Government meddling in the healthcare industry 20 years ago led to decreased insurance options and increased costs for Kentucky families. HB 250 convinced 18 insurance companies to stop offering coverage in Kentucky. Continual government meddling has resulted in double-digit annual inflation in healthcare costs ever since. Additionally, small businesses have found it increasingly difficult to offer insurance to their employees due to runaway premium costs.


    The recent healthcare mandates that are flowing out of Washington in the form of Obamacare threaten to make this situation even worse. The Obama administration’s attempt to take over 1/6th of the national economy that is related to healthcare will undermine Kentuckians’ their ability to choose their own healthcare plan and doctor—and significantly increase costs. And, as we’ve already seen, although tens of thousands have been added to the Medicaid roles, hundreds of thousands have already lost or will lose their preferred plan.


    In 2010, I sponsored HB 307 to protect Kentuckians’ right to choose their own healthcare. That bill would have required the Attorney General to defend — individually or collectively — any Kentuckians penalized, fined, or prosecuted for exercising their right to reject Obamacare. I introduced it again

in 2011, 2012, and 2013. Thus far, the House Democratic

leadership has refused to consider these bills.


 In addition to opposing Obamacare in the Kentucky

Legislature, I led the effort to submit an Amicus Brief (“friend

of the court”) before the United States Supreme Court when

they considered the Constitutionality of Obamacare. Working

with lawyers at the national level who would be presenting the

case at the Supreme Court, I personally drafted a brief

opposing Obamacare, then led the effort to encourage the

support of legislators from Kentucky and other states.   In the

end, every Republican in the Kentucky Senate, all but 3 in the Kentucky House, and Republicans, Independents, and Democrats from 14 other states joined in this formal filing. Although we did not prevail, that effort helped motivate legislators in Kentucky and across the nation to unite in opposition to this devastating law.


   I strongly believe that the legislature should revisit this critical issue. We must again encourage qualified insurers to accept Kentucky customers. Competition is as beneficial in medical insurance as it is in any other business. When the legislature finally acts, legislation should be pursued that would bring an end to medical costs that threaten to spiral out of control. Healthcare recipients—you and me—should become an integral part of controlling the quality and cost of our own medical care.


   And we must protect the rights of Kentuckians against government overreach—in healthcare and every other sector of our society.
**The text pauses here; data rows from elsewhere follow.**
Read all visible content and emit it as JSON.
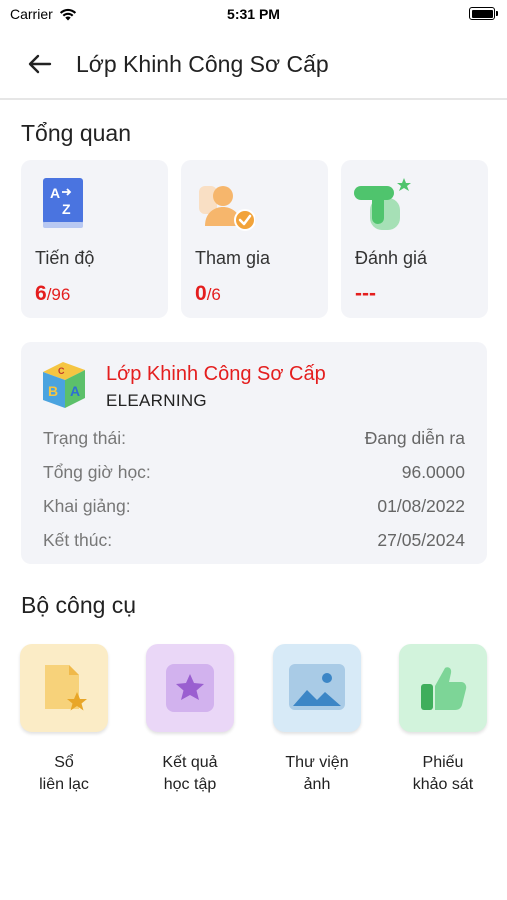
{
  "status_bar": {
    "carrier": "Carrier",
    "time": "5:31 PM"
  },
  "header": {
    "title": "Lớp Khinh Công Sơ Cấp"
  },
  "overview": {
    "title": "Tổng quan",
    "cards": [
      {
        "icon": "az-book-icon",
        "label": "Tiến độ",
        "value": "6",
        "total": "/96"
      },
      {
        "icon": "user-check-icon",
        "label": "Tham gia",
        "value": "0",
        "total": "/6"
      },
      {
        "icon": "hand-star-icon",
        "label": "Đánh giá",
        "value": "---",
        "total": ""
      }
    ]
  },
  "class_info": {
    "name": "Lớp Khinh Công Sơ Cấp",
    "type": "ELEARNING",
    "rows": [
      {
        "label": "Trạng thái:",
        "value": "Đang diễn ra"
      },
      {
        "label": "Tổng giờ học:",
        "value": "96.0000"
      },
      {
        "label": "Khai giảng:",
        "value": "01/08/2022"
      },
      {
        "label": "Kết thúc:",
        "value": "27/05/2024"
      }
    ]
  },
  "tools": {
    "title": "Bộ công cụ",
    "items": [
      {
        "line1": "Sổ",
        "line2": "liên lạc",
        "icon": "notebook-star-icon",
        "color": "#fbecc6"
      },
      {
        "line1": "Kết quả",
        "line2": "học tập",
        "icon": "star-badge-icon",
        "color": "#ead7f7"
      },
      {
        "line1": "Thư viện",
        "line2": "ảnh",
        "icon": "image-icon",
        "color": "#d7eaf7"
      },
      {
        "line1": "Phiếu",
        "line2": "khảo sát",
        "icon": "thumbs-up-icon",
        "color": "#d2f3dc"
      }
    ]
  },
  "colors": {
    "accent": "#e41e1e",
    "card_bg": "#f3f4f8"
  }
}
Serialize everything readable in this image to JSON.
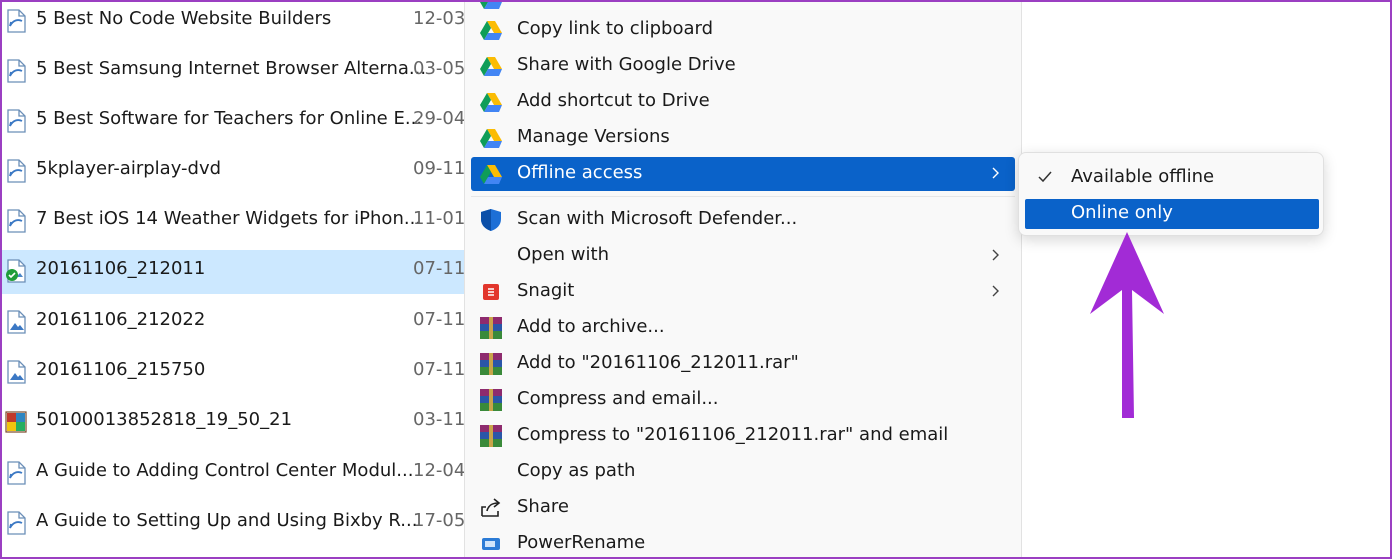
{
  "files": [
    {
      "name": "5 Best No Code Website Builders",
      "date": "12-03-",
      "icon": "web-shortcut-icon",
      "selected": false
    },
    {
      "name": "5 Best Samsung Internet Browser Alterna...",
      "date": "03-05-",
      "icon": "web-shortcut-icon",
      "selected": false
    },
    {
      "name": "5 Best Software for Teachers for Online E...",
      "date": "29-04-",
      "icon": "web-shortcut-icon",
      "selected": false
    },
    {
      "name": "5kplayer-airplay-dvd",
      "date": "09-11-",
      "icon": "web-shortcut-icon",
      "selected": false
    },
    {
      "name": "7 Best iOS 14 Weather Widgets for iPhon...",
      "date": "11-01-",
      "icon": "web-shortcut-icon",
      "selected": false
    },
    {
      "name": "20161106_212011",
      "date": "07-11-",
      "icon": "image-synced-icon",
      "selected": true
    },
    {
      "name": "20161106_212022",
      "date": "07-11-",
      "icon": "image-file-icon",
      "selected": false
    },
    {
      "name": "20161106_215750",
      "date": "07-11-",
      "icon": "image-file-icon",
      "selected": false
    },
    {
      "name": "50100013852818_19_50_21",
      "date": "03-11-",
      "icon": "photo-file-icon",
      "selected": false
    },
    {
      "name": "A Guide to Adding Control Center Modul...",
      "date": "12-04-",
      "icon": "web-shortcut-icon",
      "selected": false
    },
    {
      "name": "A Guide to Setting Up and Using Bixby R...",
      "date": "17-05-",
      "icon": "web-shortcut-icon",
      "selected": false
    }
  ],
  "menu": {
    "items": [
      {
        "label": "Copy link to clipboard",
        "icon": "google-drive-icon"
      },
      {
        "label": "Share with Google Drive",
        "icon": "google-drive-icon"
      },
      {
        "label": "Add shortcut to Drive",
        "icon": "google-drive-icon"
      },
      {
        "label": "Manage Versions",
        "icon": "google-drive-icon"
      },
      {
        "label": "Offline access",
        "icon": "google-drive-icon"
      },
      {
        "label": "Scan with Microsoft Defender...",
        "icon": "defender-shield-icon"
      },
      {
        "label": "Open with",
        "icon": ""
      },
      {
        "label": "Snagit",
        "icon": "snagit-icon"
      },
      {
        "label": "Add to archive...",
        "icon": "winrar-icon"
      },
      {
        "label": "Add to \"20161106_212011.rar\"",
        "icon": "winrar-icon"
      },
      {
        "label": "Compress and email...",
        "icon": "winrar-icon"
      },
      {
        "label": "Compress to \"20161106_212011.rar\" and email",
        "icon": "winrar-icon"
      },
      {
        "label": "Copy as path",
        "icon": ""
      },
      {
        "label": "Share",
        "icon": "share-icon"
      },
      {
        "label": "PowerRename",
        "icon": "powerrename-icon"
      }
    ]
  },
  "submenu": {
    "items": [
      {
        "label": "Available offline",
        "checked": true
      },
      {
        "label": "Online only",
        "checked": false
      }
    ]
  },
  "colors": {
    "accent": "#0a62c9",
    "selection": "#cce8ff",
    "annotation_arrow": "#a22bd6"
  }
}
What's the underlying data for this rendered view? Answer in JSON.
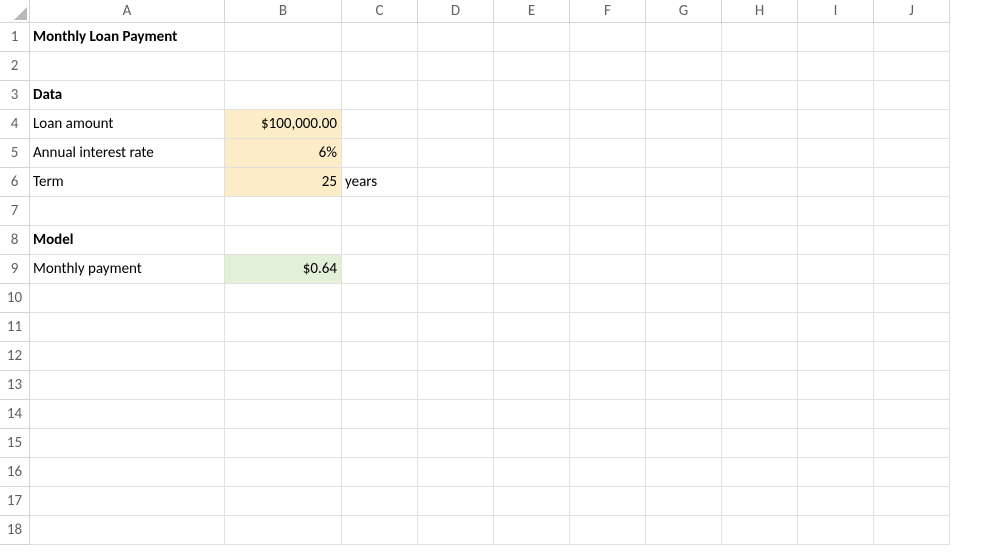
{
  "columns": [
    "A",
    "B",
    "C",
    "D",
    "E",
    "F",
    "G",
    "H",
    "I",
    "J"
  ],
  "rows": [
    "1",
    "2",
    "3",
    "4",
    "5",
    "6",
    "7",
    "8",
    "9",
    "10",
    "11",
    "12",
    "13",
    "14",
    "15",
    "16",
    "17",
    "18"
  ],
  "cells": {
    "A1": "Monthly Loan Payment",
    "A3": "Data",
    "A4": "Loan amount",
    "B4": "$100,000.00",
    "A5": "Annual interest rate",
    "B5": "6%",
    "A6": "Term",
    "B6": "25",
    "C6": "years",
    "A8": "Model",
    "A9": "Monthly payment",
    "B9": "$0.64"
  }
}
    Additionally, Kentucky must get ahead of the trend to drive doctors away due to exorbitant liability costs. Too many trial lawyers have treated malpractice suits like a medical lottery system, hoping to get rich at the expense of good doctors merely doing their job. Kentucky’s doctors deserve the respect and protection of our legal system. More importantly, Kentucky families must never find themselves lawyer-rich and doctor-poor.